* EXERCISE: Could you copy every entry exactly, with nothing changed?

* INPUT DATA:
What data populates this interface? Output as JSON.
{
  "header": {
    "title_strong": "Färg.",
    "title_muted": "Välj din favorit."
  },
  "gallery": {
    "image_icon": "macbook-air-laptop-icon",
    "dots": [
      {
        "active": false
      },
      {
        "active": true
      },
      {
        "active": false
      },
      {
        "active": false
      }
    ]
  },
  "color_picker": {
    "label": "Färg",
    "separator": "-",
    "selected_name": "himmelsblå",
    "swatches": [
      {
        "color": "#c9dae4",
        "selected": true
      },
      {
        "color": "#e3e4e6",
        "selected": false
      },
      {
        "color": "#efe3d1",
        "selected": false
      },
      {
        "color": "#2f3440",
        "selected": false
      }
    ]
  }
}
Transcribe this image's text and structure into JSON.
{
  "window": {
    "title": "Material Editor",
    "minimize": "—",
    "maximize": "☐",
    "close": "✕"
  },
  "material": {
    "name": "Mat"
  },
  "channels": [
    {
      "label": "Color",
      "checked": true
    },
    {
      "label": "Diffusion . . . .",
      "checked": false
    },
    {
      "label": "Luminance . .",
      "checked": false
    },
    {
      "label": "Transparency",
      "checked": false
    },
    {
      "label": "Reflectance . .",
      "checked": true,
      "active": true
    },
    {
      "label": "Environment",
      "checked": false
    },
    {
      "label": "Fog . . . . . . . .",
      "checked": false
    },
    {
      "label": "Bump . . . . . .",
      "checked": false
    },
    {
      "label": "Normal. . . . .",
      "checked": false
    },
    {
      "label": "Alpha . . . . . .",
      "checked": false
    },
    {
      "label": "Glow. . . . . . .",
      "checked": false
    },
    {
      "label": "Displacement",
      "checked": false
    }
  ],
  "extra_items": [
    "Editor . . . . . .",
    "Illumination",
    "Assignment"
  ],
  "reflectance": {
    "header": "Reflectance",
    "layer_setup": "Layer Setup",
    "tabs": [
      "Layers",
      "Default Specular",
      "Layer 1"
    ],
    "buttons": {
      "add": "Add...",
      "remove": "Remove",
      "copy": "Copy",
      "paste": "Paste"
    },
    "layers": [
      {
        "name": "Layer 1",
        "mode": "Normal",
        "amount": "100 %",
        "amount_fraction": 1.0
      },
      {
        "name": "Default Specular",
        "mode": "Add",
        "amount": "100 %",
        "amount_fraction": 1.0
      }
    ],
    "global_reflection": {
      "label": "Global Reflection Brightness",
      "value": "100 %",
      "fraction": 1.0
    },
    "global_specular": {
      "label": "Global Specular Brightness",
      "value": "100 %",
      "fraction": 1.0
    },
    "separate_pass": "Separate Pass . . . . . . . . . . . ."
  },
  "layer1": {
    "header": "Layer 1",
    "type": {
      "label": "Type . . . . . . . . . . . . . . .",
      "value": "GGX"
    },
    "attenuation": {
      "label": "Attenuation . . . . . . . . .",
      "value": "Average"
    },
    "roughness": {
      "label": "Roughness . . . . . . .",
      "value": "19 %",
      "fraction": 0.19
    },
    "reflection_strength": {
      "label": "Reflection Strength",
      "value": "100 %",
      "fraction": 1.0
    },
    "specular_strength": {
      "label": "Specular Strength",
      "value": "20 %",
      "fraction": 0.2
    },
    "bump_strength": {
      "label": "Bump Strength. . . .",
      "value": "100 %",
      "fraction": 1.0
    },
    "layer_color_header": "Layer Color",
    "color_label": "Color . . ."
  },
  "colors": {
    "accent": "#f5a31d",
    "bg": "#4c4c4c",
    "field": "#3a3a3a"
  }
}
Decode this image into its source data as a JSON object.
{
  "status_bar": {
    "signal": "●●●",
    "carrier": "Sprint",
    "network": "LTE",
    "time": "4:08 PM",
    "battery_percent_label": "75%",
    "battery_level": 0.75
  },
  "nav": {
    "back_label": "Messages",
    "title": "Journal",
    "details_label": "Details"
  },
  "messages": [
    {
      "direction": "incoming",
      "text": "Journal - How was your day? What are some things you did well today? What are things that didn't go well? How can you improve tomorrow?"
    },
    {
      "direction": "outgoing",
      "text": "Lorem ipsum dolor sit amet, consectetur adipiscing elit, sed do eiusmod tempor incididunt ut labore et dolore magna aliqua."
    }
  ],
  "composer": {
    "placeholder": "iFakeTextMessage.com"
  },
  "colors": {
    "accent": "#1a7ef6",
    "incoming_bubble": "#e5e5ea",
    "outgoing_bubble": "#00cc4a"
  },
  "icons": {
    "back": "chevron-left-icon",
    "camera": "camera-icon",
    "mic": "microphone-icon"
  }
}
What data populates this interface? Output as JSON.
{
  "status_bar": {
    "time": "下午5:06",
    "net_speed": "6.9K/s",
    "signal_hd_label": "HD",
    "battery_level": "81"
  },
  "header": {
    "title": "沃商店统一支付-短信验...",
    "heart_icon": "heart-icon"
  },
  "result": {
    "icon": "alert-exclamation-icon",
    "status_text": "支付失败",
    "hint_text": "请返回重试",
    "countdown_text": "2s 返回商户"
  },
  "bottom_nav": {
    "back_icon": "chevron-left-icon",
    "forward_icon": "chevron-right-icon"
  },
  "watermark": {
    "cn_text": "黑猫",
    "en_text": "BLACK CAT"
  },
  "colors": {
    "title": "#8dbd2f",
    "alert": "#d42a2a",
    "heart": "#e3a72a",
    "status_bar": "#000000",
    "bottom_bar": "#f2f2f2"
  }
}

* WORKED SOLUTION:
What data populates this interface? Output as JSON.
{
  "header": {
    "title_strong": "Färg.",
    "title_muted": "Välj din favorit."
  },
  "gallery": {
    "image_icon": "macbook-air-laptop-icon",
    "dots": [
      {
        "active": false
      },
      {
        "active": true
      },
      {
        "active": false
      },
      {
        "active": false
      }
    ]
  },
  "color_picker": {
    "label": "Färg",
    "separator": "-",
    "selected_name": "himmelsblå",
    "swatches": [
      {
        "color": "#c9dae4",
        "selected": true
      },
      {
        "color": "#e3e4e6",
        "selected": false
      },
      {
        "color": "#efe3d1",
        "selected": false
      },
      {
        "color": "#2f3440",
        "selected": false
      }
    ]
  }
}
Transcribe this image's text and structure into JSON.
{
  "window": {
    "title": "Material Editor",
    "minimize": "—",
    "maximize": "☐",
    "close": "✕"
  },
  "material": {
    "name": "Mat"
  },
  "channels": [
    {
      "label": "Color",
      "checked": true
    },
    {
      "label": "Diffusion . . . .",
      "checked": false
    },
    {
      "label": "Luminance . .",
      "checked": false
    },
    {
      "label": "Transparency",
      "checked": false
    },
    {
      "label": "Reflectance . .",
      "checked": true,
      "active": true
    },
    {
      "label": "Environment",
      "checked": false
    },
    {
      "label": "Fog . . . . . . . .",
      "checked": false
    },
    {
      "label": "Bump . . . . . .",
      "checked": false
    },
    {
      "label": "Normal. . . . .",
      "checked": false
    },
    {
      "label": "Alpha . . . . . .",
      "checked": false
    },
    {
      "label": "Glow. . . . . . .",
      "checked": false
    },
    {
      "label": "Displacement",
      "checked": false
    }
  ],
  "extra_items": [
    "Editor . . . . . .",
    "Illumination",
    "Assignment"
  ],
  "reflectance": {
    "header": "Reflectance",
    "layer_setup": "Layer Setup",
    "tabs": [
      "Layers",
      "Default Specular",
      "Layer 1"
    ],
    "buttons": {
      "add": "Add...",
      "remove": "Remove",
      "copy": "Copy",
      "paste": "Paste"
    },
    "layers": [
      {
        "name": "Layer 1",
        "mode": "Normal",
        "amount": "100 %",
        "amount_fraction": 1.0
      },
      {
        "name": "Default Specular",
        "mode": "Add",
        "amount": "100 %",
        "amount_fraction": 1.0
      }
    ],
    "global_reflection": {
      "label": "Global Reflection Brightness",
      "value": "100 %",
      "fraction": 1.0
    },
    "global_specular": {
      "label": "Global Specular Brightness",
      "value": "100 %",
      "fraction": 1.0
    },
    "separate_pass": "Separate Pass . . . . . . . . . . . ."
  },
  "layer1": {
    "header": "Layer 1",
    "type": {
      "label": "Type . . . . . . . . . . . . . . .",
      "value": "GGX"
    },
    "attenuation": {
      "label": "Attenuation . . . . . . . . .",
      "value": "Average"
    },
    "roughness": {
      "label": "Roughness . . . . . . .",
      "value": "19 %",
      "fraction": 0.19
    },
    "reflection_strength": {
      "label": "Reflection Strength",
      "value": "100 %",
      "fraction": 1.0
    },
    "specular_strength": {
      "label": "Specular Strength",
      "value": "20 %",
      "fraction": 0.2
    },
    "bump_strength": {
      "label": "Bump Strength. . . .",
      "value": "100 %",
      "fraction": 1.0
    },
    "layer_color_header": "Layer Color",
    "color_label": "Color . . ."
  },
  "colors": {
    "accent": "#f5a31d",
    "bg": "#4c4c4c",
    "field": "#3a3a3a"
  }
}
Decode this image into its source data as a JSON object.
{
  "status_bar": {
    "signal": "●●●",
    "carrier": "Sprint",
    "network": "LTE",
    "time": "4:08 PM",
    "battery_percent_label": "75%",
    "battery_level": 0.75
  },
  "nav": {
    "back_label": "Messages",
    "title": "Journal",
    "details_label": "Details"
  },
  "messages": [
    {
      "direction": "incoming",
      "text": "Journal - How was your day? What are some things you did well today? What are things that didn't go well? How can you improve tomorrow?"
    },
    {
      "direction": "outgoing",
      "text": "Lorem ipsum dolor sit amet, consectetur adipiscing elit, sed do eiusmod tempor incididunt ut labore et dolore magna aliqua."
    }
  ],
  "composer": {
    "placeholder": "iFakeTextMessage.com"
  },
  "colors": {
    "accent": "#1a7ef6",
    "incoming_bubble": "#e5e5ea",
    "outgoing_bubble": "#00cc4a"
  },
  "icons": {
    "back": "chevron-left-icon",
    "camera": "camera-icon",
    "mic": "microphone-icon"
  }
}
What data populates this interface? Output as JSON.
{
  "status_bar": {
    "time": "下午5:06",
    "net_speed": "6.9K/s",
    "signal_hd_label": "HD",
    "battery_level": "81"
  },
  "header": {
    "title": "沃商店统一支付-短信验...",
    "heart_icon": "heart-icon"
  },
  "result": {
    "icon": "alert-exclamation-icon",
    "status_text": "支付失败",
    "hint_text": "请返回重试",
    "countdown_text": "2s 返回商户"
  },
  "bottom_nav": {
    "back_icon": "chevron-left-icon",
    "forward_icon": "chevron-right-icon"
  },
  "watermark": {
    "cn_text": "黑猫",
    "en_text": "BLACK CAT"
  },
  "colors": {
    "title": "#8dbd2f",
    "alert": "#d42a2a",
    "heart": "#e3a72a",
    "status_bar": "#000000",
    "bottom_bar": "#f2f2f2"
  }
}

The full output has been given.